__Material provided__
__________

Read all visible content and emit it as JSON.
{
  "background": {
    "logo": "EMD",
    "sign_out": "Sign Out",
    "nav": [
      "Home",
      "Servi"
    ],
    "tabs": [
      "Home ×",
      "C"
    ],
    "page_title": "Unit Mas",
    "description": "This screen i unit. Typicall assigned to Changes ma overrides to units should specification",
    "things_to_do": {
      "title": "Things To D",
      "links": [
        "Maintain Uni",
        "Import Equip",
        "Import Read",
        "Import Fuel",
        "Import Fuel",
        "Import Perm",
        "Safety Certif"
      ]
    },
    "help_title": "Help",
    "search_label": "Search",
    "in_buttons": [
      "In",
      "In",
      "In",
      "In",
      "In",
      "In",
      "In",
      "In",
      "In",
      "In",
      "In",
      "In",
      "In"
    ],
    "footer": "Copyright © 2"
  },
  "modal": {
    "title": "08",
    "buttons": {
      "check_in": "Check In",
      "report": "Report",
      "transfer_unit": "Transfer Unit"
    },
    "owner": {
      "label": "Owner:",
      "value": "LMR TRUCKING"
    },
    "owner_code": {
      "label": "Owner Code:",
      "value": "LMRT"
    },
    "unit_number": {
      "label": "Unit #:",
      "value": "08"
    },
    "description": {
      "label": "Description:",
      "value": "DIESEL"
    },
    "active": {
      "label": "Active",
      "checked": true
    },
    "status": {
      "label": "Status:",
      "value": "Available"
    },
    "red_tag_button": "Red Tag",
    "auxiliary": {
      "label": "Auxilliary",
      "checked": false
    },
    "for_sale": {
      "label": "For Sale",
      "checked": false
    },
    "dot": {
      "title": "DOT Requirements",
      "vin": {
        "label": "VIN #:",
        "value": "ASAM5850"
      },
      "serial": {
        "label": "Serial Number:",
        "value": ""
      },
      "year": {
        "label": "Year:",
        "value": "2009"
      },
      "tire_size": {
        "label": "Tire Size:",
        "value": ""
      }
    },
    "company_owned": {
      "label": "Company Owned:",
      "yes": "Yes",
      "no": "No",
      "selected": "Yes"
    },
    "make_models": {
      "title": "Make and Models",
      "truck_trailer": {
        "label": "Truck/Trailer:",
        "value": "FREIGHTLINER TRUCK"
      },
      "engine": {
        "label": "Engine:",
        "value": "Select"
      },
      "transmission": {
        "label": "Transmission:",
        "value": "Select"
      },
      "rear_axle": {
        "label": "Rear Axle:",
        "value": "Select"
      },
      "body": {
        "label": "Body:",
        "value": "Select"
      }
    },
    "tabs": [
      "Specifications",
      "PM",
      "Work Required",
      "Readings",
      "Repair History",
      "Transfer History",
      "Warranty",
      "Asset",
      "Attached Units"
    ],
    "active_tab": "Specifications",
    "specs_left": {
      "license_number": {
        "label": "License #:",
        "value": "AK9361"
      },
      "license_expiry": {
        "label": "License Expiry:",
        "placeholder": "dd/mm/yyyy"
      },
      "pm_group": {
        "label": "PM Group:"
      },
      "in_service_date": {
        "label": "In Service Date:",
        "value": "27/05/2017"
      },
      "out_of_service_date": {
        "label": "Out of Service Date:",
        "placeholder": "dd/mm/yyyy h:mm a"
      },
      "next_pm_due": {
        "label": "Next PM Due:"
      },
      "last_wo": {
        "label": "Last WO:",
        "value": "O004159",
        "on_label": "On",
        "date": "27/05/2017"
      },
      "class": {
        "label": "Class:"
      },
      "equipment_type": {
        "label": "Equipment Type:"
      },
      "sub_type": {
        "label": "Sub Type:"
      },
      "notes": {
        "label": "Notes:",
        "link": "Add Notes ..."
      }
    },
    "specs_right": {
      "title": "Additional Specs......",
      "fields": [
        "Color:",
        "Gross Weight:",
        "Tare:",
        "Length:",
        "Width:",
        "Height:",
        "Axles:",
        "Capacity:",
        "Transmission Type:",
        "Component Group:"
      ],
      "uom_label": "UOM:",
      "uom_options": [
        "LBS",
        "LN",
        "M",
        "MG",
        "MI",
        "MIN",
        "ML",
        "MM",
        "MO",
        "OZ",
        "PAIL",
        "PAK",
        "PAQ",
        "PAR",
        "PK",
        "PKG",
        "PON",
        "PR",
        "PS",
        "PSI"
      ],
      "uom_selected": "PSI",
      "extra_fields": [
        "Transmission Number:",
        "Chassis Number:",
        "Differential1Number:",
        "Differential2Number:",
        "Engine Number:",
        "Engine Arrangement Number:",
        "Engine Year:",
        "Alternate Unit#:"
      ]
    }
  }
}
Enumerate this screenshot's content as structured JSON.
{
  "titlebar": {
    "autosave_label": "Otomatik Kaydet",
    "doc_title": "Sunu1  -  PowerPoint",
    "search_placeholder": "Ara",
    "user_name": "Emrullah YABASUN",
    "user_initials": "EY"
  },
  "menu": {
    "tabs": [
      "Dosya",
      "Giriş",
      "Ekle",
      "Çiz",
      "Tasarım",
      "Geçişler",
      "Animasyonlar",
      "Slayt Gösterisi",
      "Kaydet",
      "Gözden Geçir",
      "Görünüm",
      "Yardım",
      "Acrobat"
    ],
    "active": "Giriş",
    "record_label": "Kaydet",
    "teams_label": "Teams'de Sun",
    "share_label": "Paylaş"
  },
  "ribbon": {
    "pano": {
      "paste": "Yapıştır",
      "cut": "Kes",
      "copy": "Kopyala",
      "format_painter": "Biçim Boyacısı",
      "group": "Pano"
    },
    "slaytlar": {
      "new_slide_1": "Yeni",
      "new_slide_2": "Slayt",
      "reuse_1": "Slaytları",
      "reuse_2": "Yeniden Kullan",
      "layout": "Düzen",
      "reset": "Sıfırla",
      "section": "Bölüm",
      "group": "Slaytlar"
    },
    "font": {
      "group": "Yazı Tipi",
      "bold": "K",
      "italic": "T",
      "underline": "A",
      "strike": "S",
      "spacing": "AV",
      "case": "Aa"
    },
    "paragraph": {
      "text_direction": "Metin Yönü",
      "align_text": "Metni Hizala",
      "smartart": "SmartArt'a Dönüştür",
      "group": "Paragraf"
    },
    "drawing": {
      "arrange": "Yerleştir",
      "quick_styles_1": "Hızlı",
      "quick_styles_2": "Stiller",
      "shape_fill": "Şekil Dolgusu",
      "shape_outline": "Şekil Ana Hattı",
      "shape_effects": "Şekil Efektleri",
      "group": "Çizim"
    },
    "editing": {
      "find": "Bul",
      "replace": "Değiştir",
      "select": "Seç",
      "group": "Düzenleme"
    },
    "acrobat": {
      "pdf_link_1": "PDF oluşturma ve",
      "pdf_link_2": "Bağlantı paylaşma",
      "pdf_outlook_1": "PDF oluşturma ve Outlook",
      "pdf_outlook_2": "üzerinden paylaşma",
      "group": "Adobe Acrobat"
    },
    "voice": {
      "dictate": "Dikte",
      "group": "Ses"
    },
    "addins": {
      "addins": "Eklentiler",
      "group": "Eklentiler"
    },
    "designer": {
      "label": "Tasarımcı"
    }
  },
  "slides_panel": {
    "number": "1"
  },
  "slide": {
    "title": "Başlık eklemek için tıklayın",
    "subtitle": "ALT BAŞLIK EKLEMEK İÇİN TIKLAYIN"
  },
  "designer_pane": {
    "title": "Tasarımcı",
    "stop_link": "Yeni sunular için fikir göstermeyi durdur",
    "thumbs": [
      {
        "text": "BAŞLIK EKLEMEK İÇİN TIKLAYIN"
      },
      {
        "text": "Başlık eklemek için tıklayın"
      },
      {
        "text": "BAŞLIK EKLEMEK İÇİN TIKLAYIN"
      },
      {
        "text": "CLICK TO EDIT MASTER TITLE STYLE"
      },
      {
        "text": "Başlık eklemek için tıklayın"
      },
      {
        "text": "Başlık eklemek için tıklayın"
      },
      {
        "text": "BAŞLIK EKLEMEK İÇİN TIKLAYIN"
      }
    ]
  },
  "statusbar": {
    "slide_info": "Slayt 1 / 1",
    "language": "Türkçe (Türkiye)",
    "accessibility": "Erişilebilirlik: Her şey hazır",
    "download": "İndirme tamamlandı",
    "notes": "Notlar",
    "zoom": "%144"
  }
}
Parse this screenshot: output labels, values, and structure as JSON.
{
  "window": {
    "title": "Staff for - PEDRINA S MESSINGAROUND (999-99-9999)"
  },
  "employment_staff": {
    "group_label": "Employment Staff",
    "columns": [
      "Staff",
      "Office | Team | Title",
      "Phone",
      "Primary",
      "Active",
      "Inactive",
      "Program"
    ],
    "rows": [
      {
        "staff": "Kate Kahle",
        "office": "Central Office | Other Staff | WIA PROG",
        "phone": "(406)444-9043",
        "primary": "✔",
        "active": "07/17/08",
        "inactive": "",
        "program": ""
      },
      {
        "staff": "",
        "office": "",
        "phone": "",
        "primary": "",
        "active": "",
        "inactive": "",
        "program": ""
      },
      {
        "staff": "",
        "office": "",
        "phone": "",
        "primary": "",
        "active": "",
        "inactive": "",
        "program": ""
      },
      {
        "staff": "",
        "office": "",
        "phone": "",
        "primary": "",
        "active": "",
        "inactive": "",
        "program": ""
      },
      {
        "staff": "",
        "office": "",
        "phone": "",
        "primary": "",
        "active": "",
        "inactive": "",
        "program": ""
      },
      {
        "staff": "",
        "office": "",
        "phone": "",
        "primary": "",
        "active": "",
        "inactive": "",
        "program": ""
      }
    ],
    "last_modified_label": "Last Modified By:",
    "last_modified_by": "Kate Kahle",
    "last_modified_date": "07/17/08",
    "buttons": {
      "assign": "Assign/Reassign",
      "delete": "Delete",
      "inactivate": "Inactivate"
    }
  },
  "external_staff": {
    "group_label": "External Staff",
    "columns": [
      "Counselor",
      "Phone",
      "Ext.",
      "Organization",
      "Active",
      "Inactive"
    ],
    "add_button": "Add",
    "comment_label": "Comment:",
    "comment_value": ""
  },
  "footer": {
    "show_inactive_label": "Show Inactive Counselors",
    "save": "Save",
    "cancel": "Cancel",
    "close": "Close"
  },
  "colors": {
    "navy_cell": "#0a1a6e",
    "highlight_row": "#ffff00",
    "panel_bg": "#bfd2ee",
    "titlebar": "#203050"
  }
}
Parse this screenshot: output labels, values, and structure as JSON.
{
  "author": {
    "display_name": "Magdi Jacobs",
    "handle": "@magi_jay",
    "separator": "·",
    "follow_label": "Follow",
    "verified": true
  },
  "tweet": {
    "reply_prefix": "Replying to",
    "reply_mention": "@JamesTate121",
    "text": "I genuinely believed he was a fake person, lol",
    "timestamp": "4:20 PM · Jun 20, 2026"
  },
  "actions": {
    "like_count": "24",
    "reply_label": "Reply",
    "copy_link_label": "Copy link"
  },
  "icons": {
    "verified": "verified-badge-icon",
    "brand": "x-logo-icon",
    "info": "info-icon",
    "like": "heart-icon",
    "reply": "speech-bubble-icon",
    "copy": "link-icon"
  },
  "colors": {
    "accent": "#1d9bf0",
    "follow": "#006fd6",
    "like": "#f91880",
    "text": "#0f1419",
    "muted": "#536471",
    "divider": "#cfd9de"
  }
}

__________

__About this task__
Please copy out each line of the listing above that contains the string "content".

__The completed task__
Read all visible content and emit it as JSON.
Enumerate this screenshot's content as structured JSON.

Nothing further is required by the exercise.